The principal activities in this region are tied to the service sector, with commerce and agriculture also representing an important part of the economy. In particular viticulture, since the municipality (and other municipalities in the region) have been designated as part of the Denominação de Origem Controlada (DOC), a control used to classify wine products as a locally produced product of origin, for national and international marketing. Lamego has a large shopping centre, with approximately 30 main shops, three malls of medium-size and several small traditional shops. Industrial activities are concentrated in the industrial zone in the parish of Várzea de Abrunhais. Lamego textiles are also promoted but tend to be small-scale production runs, with few medium- to large-companies involved in mass-production. The tourist sector is primarily associated with the monuments and religious buildings, and has been a growing part of the local economy. The extension of the A24 motorway has been important in attracting more visitors and businesses to the region.
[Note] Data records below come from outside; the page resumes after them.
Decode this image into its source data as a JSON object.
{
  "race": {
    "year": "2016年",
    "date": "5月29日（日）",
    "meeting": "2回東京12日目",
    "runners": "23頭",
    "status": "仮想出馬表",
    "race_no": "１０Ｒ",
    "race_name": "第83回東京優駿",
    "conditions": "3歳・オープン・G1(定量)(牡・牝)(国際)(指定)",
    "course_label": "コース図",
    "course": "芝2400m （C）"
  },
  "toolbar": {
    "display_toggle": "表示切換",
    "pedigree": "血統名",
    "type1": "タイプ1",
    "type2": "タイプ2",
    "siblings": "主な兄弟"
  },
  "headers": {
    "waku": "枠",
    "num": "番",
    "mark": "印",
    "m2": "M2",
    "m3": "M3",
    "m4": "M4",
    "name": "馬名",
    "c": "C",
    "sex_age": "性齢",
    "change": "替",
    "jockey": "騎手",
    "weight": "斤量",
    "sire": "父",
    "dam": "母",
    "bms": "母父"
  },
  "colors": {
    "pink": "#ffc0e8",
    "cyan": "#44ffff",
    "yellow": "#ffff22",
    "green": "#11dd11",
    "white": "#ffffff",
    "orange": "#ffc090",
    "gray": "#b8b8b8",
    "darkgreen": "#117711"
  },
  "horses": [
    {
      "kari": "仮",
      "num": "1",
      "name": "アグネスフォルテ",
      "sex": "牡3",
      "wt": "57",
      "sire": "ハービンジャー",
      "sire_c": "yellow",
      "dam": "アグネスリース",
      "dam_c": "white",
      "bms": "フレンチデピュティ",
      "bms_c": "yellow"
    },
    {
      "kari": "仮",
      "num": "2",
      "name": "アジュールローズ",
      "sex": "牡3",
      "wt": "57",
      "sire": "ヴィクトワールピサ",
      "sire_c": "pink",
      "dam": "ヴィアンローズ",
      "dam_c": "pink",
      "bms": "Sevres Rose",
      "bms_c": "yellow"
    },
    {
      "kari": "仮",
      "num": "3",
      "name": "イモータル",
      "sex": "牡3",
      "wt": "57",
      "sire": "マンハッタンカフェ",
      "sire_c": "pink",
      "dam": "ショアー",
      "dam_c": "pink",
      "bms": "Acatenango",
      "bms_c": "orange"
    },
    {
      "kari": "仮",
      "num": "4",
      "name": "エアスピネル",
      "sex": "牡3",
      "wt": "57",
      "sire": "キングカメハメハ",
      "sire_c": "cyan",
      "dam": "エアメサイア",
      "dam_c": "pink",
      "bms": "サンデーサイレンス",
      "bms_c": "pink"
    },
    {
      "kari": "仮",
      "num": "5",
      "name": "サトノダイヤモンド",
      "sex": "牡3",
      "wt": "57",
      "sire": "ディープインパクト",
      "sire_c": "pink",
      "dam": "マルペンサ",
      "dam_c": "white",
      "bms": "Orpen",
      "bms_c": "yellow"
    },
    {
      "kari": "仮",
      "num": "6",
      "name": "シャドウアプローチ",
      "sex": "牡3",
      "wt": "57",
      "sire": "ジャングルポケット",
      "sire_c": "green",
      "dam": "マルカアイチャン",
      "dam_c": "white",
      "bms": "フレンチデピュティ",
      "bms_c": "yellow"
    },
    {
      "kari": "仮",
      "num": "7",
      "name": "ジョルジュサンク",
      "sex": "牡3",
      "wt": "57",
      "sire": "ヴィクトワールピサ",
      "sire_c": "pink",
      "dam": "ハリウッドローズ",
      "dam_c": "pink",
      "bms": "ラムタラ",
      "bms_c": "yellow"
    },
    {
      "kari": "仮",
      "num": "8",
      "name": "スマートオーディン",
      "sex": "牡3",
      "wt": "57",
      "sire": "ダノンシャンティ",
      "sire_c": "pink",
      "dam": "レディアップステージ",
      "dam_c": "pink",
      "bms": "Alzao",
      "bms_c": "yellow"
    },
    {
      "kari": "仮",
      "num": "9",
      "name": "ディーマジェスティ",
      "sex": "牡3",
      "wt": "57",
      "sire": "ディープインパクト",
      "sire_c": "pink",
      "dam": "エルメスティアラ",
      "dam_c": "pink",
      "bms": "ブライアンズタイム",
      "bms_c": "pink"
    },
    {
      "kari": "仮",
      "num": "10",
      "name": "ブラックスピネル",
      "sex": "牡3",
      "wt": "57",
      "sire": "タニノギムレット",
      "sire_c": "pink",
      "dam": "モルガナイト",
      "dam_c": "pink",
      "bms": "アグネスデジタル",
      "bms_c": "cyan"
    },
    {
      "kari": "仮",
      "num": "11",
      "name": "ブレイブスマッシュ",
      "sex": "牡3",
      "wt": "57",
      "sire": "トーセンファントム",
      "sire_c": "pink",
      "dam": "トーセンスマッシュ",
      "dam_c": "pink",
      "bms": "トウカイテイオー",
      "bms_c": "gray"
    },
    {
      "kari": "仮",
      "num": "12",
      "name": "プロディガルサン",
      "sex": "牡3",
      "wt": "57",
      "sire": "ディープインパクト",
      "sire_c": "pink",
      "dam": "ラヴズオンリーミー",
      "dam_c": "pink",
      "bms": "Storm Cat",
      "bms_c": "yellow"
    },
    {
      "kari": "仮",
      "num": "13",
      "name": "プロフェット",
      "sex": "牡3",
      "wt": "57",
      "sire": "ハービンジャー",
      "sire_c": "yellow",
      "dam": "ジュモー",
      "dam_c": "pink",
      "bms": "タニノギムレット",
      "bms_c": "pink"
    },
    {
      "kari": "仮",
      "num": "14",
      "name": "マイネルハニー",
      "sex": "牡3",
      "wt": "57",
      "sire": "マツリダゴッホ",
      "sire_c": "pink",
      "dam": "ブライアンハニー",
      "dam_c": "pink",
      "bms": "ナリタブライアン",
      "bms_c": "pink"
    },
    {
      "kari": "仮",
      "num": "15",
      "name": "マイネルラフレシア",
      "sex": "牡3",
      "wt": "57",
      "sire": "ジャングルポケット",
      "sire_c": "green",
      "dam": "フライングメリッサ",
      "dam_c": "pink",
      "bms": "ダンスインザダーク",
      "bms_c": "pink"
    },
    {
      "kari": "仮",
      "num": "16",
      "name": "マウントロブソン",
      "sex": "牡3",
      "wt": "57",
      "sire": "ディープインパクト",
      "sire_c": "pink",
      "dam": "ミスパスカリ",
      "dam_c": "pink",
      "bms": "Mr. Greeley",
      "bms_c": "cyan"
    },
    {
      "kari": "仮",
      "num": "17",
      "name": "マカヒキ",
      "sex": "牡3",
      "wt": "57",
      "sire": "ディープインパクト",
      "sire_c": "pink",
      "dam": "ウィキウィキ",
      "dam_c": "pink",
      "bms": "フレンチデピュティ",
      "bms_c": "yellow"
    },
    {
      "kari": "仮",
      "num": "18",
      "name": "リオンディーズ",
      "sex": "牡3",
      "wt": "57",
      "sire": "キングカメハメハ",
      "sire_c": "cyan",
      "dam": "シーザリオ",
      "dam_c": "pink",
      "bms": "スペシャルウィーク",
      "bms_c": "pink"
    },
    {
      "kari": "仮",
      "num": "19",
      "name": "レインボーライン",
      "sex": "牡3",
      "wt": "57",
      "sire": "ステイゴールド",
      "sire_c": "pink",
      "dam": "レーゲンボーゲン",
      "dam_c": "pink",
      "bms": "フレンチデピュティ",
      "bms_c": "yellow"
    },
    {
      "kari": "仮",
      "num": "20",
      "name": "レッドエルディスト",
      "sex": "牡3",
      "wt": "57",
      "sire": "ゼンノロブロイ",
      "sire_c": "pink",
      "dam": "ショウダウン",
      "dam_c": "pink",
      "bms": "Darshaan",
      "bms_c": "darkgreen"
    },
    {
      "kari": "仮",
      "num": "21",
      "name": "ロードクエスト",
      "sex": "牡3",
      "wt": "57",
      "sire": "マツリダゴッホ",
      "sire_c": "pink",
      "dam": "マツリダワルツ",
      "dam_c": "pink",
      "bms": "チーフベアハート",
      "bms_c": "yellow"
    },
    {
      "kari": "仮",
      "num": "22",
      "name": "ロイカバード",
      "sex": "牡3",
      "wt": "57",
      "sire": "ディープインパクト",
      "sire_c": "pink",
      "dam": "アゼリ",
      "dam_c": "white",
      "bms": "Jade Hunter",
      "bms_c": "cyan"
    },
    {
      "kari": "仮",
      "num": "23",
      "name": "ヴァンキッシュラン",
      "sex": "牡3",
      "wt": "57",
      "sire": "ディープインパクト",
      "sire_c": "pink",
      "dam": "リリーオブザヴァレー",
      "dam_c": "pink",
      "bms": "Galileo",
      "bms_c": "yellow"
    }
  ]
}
References[edit]

Notes
  1. ^ Instituto Nacional de Estatística
  2. ^ Direção-Geral do Território
  3. ^ UMA POPULAÇÃO QUE SE URBANIZA, Uma avaliação recente - Cidades, 2004 Nuno Pires Soares, Instituto Geográfico Português (Geographic Institute of Portugal)
  4. ^ a b c d e f g h i j k l m n o p q Câmara Municipal, ed. (2011). "Lamego - Raízes Históricas" (in Portuguese). Lamego, Portugal: Câmara Municipal de Lamego. Retrieved 9 June 2011. 
  5. ^ M. Gonçalves da Costa (1977), p.45
  6. ^ Diário da República. "Law nr. 11-A/2013, page 552 60" (pdf) (in Portuguese). Retrieved 24 July 2014. 
Sources
  • Costa, M. Gonçalves da (1977), História do Bispado e cidade de Lamego (in Portuguese) 1, Lamego, Portugal 

External links[edit]